EXERCISE GOAL → Return each line of the data below that contains the string "size".

EXTRACTED MATERIAL →
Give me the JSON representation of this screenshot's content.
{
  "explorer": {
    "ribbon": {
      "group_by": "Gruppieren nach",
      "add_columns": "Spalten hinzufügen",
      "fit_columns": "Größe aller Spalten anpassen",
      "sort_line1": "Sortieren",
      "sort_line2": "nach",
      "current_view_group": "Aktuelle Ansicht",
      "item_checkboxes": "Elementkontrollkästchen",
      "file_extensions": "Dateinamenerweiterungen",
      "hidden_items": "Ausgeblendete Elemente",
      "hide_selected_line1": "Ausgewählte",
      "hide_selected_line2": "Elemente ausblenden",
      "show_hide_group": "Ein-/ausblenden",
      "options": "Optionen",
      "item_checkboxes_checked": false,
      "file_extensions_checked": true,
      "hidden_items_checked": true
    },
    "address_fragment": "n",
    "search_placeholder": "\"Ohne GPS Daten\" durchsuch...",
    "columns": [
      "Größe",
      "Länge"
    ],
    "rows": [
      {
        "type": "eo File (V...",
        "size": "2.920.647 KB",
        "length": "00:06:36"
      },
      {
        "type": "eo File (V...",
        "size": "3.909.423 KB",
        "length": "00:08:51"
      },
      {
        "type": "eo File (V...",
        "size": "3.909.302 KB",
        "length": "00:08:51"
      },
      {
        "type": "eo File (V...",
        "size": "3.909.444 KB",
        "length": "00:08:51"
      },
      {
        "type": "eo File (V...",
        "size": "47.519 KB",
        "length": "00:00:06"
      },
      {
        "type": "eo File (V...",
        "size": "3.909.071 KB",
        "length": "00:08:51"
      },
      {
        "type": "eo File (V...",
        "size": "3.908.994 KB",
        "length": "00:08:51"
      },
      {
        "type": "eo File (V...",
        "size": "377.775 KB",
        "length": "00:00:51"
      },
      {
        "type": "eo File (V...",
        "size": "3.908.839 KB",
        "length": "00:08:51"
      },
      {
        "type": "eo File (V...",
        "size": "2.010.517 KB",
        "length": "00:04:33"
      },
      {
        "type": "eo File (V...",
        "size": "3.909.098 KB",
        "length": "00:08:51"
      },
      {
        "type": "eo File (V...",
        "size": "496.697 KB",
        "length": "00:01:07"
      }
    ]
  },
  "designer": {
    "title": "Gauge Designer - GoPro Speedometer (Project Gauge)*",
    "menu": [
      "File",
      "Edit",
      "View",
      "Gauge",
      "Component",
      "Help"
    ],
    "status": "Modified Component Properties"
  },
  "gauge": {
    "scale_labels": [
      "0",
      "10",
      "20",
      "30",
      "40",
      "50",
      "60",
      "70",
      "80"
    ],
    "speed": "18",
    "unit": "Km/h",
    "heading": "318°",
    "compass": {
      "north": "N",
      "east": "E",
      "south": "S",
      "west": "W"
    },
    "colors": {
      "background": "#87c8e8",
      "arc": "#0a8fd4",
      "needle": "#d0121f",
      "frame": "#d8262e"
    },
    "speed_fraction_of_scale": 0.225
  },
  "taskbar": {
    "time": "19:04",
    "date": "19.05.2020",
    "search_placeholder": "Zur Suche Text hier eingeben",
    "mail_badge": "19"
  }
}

TASK ANSWER →
        "size": "2.920.647 KB",
        "size": "3.909.423 KB",
        "size": "3.909.302 KB",
        "size": "3.909.444 KB",
        "size": "47.519 KB",
        "size": "3.909.071 KB",
        "size": "3.908.994 KB",
        "size": "377.775 KB",
        "size": "3.908.839 KB",
        "size": "2.010.517 KB",
        "size": "3.909.098 KB",
        "size": "496.697 KB",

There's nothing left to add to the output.